» **AIM OF THE EXERCISE**
Pull every line containing "this" from the listing.
[[ DATA, beginning ]]
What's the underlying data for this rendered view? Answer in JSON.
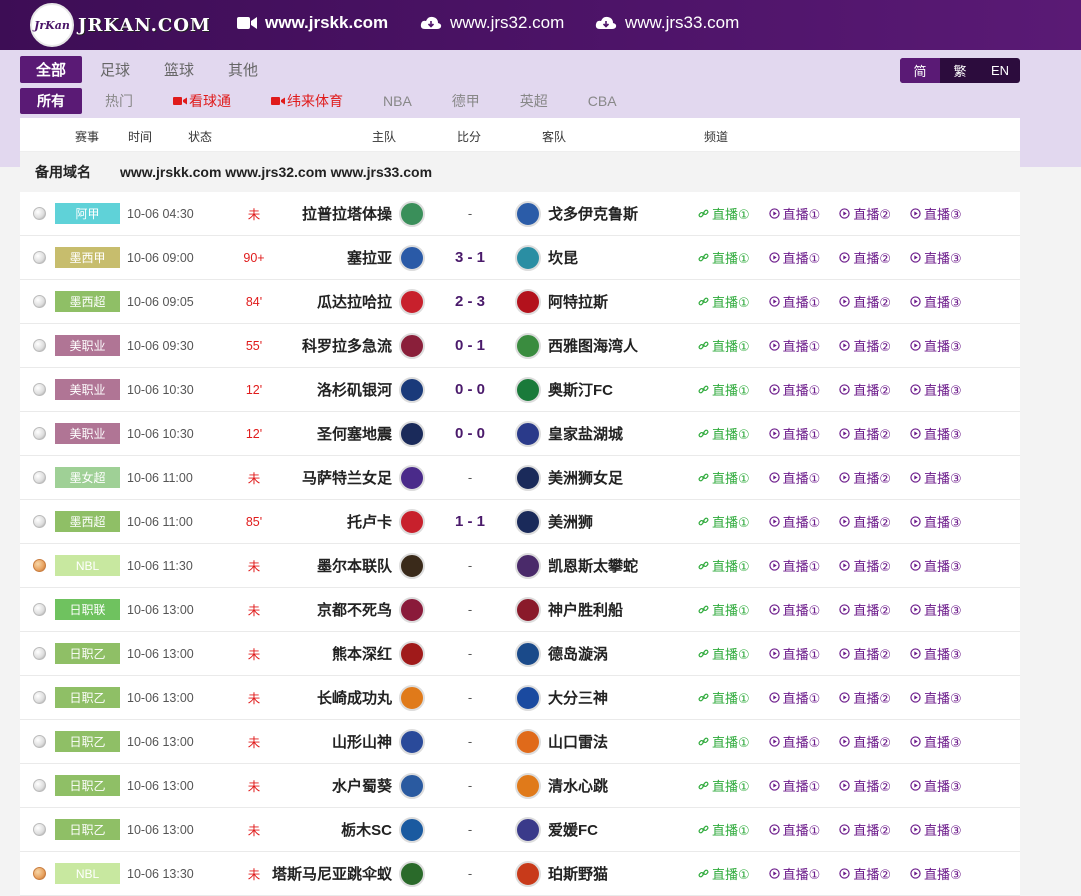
{
  "header": {
    "logo_text": "JRKAN.COM",
    "logo_badge": "JrKan",
    "domains": [
      "www.jrskk.com",
      "www.jrs32.com",
      "www.jrs33.com"
    ]
  },
  "nav": {
    "primary_tabs": [
      "全部",
      "足球",
      "篮球",
      "其他"
    ],
    "secondary_tabs": [
      "所有",
      "热门",
      "看球通",
      "纬来体育",
      "NBA",
      "德甲",
      "英超",
      "CBA"
    ],
    "lang": [
      "简",
      "繁",
      "EN"
    ]
  },
  "table": {
    "headers": {
      "event": "赛事",
      "time": "时间",
      "status": "状态",
      "home": "主队",
      "score": "比分",
      "away": "客队",
      "channel": "频道"
    },
    "alt_label": "备用域名",
    "alt_domains": "www.jrskk.com www.jrs32.com www.jrs33.com",
    "channel_labels": [
      "直播①",
      "直播①",
      "直播②",
      "直播③"
    ],
    "rows": [
      {
        "sport": "soccer",
        "league": "阿甲",
        "league_color": "#5fd2d8",
        "time": "10-06 04:30",
        "status": "未",
        "home": "拉普拉塔体操",
        "home_color": "#3a8f5a",
        "score": "-",
        "away": "戈多伊克鲁斯",
        "away_color": "#2b5ca8"
      },
      {
        "sport": "soccer",
        "league": "墨西甲",
        "league_color": "#c7bd6d",
        "time": "10-06 09:00",
        "status": "90+",
        "home": "塞拉亚",
        "home_color": "#2a5aa7",
        "score": "3 - 1",
        "away": "坎昆",
        "away_color": "#2a8ea3"
      },
      {
        "sport": "soccer",
        "league": "墨西超",
        "league_color": "#8fbf66",
        "time": "10-06 09:05",
        "status": "84'",
        "home": "瓜达拉哈拉",
        "home_color": "#c8202c",
        "score": "2 - 3",
        "away": "阿特拉斯",
        "away_color": "#b3121c"
      },
      {
        "sport": "soccer",
        "league": "美职业",
        "league_color": "#b07595",
        "time": "10-06 09:30",
        "status": "55'",
        "home": "科罗拉多急流",
        "home_color": "#8a1f3a",
        "score": "0 - 1",
        "away": "西雅图海湾人",
        "away_color": "#3a8c3f"
      },
      {
        "sport": "soccer",
        "league": "美职业",
        "league_color": "#b07595",
        "time": "10-06 10:30",
        "status": "12'",
        "home": "洛杉矶银河",
        "home_color": "#1a3a7a",
        "score": "0 - 0",
        "away": "奥斯汀FC",
        "away_color": "#1a7a3a"
      },
      {
        "sport": "soccer",
        "league": "美职业",
        "league_color": "#b07595",
        "time": "10-06 10:30",
        "status": "12'",
        "home": "圣何塞地震",
        "home_color": "#1a2a5a",
        "score": "0 - 0",
        "away": "皇家盐湖城",
        "away_color": "#2a3a8a"
      },
      {
        "sport": "soccer",
        "league": "墨女超",
        "league_color": "#9fd096",
        "time": "10-06 11:00",
        "status": "未",
        "home": "马萨特兰女足",
        "home_color": "#4a2a8a",
        "score": "-",
        "away": "美洲狮女足",
        "away_color": "#1a2a5a"
      },
      {
        "sport": "soccer",
        "league": "墨西超",
        "league_color": "#8fbf66",
        "time": "10-06 11:00",
        "status": "85'",
        "home": "托卢卡",
        "home_color": "#c8202c",
        "score": "1 - 1",
        "away": "美洲狮",
        "away_color": "#1a2a5a"
      },
      {
        "sport": "basketball",
        "league": "NBL",
        "league_color": "#c8e8a0",
        "time": "10-06 11:30",
        "status": "未",
        "home": "墨尔本联队",
        "home_color": "#3a2a1a",
        "score": "-",
        "away": "凯恩斯太攀蛇",
        "away_color": "#4a2a6a"
      },
      {
        "sport": "soccer",
        "league": "日职联",
        "league_color": "#6fc25f",
        "time": "10-06 13:00",
        "status": "未",
        "home": "京都不死鸟",
        "home_color": "#8a1a3a",
        "score": "-",
        "away": "神户胜利船",
        "away_color": "#8a1a2a"
      },
      {
        "sport": "soccer",
        "league": "日职乙",
        "league_color": "#8fbf66",
        "time": "10-06 13:00",
        "status": "未",
        "home": "熊本深红",
        "home_color": "#a01a1a",
        "score": "-",
        "away": "德岛漩涡",
        "away_color": "#1a4a8a"
      },
      {
        "sport": "soccer",
        "league": "日职乙",
        "league_color": "#8fbf66",
        "time": "10-06 13:00",
        "status": "未",
        "home": "长崎成功丸",
        "home_color": "#e07a1a",
        "score": "-",
        "away": "大分三神",
        "away_color": "#1a4aa0"
      },
      {
        "sport": "soccer",
        "league": "日职乙",
        "league_color": "#8fbf66",
        "time": "10-06 13:00",
        "status": "未",
        "home": "山形山神",
        "home_color": "#2a4a9a",
        "score": "-",
        "away": "山口雷法",
        "away_color": "#e06a1a"
      },
      {
        "sport": "soccer",
        "league": "日职乙",
        "league_color": "#8fbf66",
        "time": "10-06 13:00",
        "status": "未",
        "home": "水户蜀葵",
        "home_color": "#2a5aa0",
        "score": "-",
        "away": "清水心跳",
        "away_color": "#e07a1a"
      },
      {
        "sport": "soccer",
        "league": "日职乙",
        "league_color": "#8fbf66",
        "time": "10-06 13:00",
        "status": "未",
        "home": "栃木SC",
        "home_color": "#1a5aa0",
        "score": "-",
        "away": "爱媛FC",
        "away_color": "#3a3a8a"
      },
      {
        "sport": "basketball",
        "league": "NBL",
        "league_color": "#c8e8a0",
        "time": "10-06 13:30",
        "status": "未",
        "home": "塔斯马尼亚跳伞蚁",
        "home_color": "#2a6a2a",
        "score": "-",
        "away": "珀斯野猫",
        "away_color": "#c83a1a"
      }
    ]
  }
}
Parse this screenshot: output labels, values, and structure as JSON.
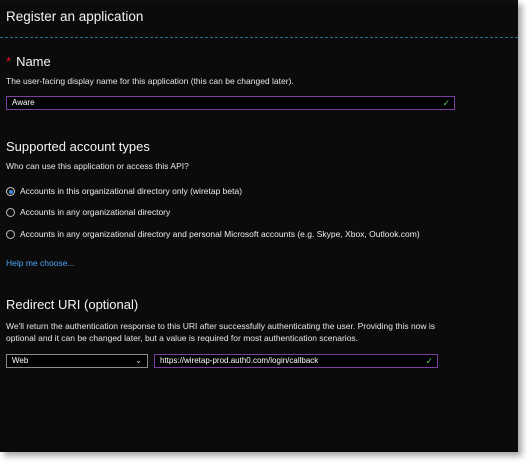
{
  "header": {
    "title": "Register an application"
  },
  "name_section": {
    "required_mark": "*",
    "title": "Name",
    "description": "The user-facing display name for this application (this can be changed later).",
    "value": "Aware"
  },
  "account_types": {
    "title": "Supported account types",
    "question": "Who can use this application or access this API?",
    "options": [
      {
        "label": "Accounts in this organizational directory only (wiretap beta)",
        "selected": true
      },
      {
        "label": "Accounts in any organizational directory",
        "selected": false
      },
      {
        "label": "Accounts in any organizational directory and personal Microsoft accounts (e.g. Skype, Xbox, Outlook.com)",
        "selected": false
      }
    ],
    "help_link": "Help me choose..."
  },
  "redirect": {
    "title": "Redirect URI (optional)",
    "description_line1": "We'll return the authentication response to this URI after successfully authenticating the user. Providing this now is",
    "description_line2": "optional and it can be changed later, but a value is required for most authentication scenarios.",
    "platform": "Web",
    "uri": "https://wiretap-prod.auth0.com/login/callback"
  },
  "icons": {
    "valid_check": "checkmark-icon",
    "dropdown": "chevron-down-icon",
    "accent_color": "#7a3fa5",
    "link_color": "#4ea4f5",
    "valid_color": "#4fcf4f"
  }
}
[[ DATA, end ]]
» **ANSWER SECTION**
What's the underlying data for this rendered view? Answer in JSON.
Parse this screenshot: output labels, values, and structure as JSON.
    "description": "The user-facing display name for this application (this can be changed later).",
    "question": "Who can use this application or access this API?",
        "label": "Accounts in this organizational directory only (wiretap beta)",
    "description_line1": "We'll return the authentication response to this URI after successfully authenticating the user. Providing this now is",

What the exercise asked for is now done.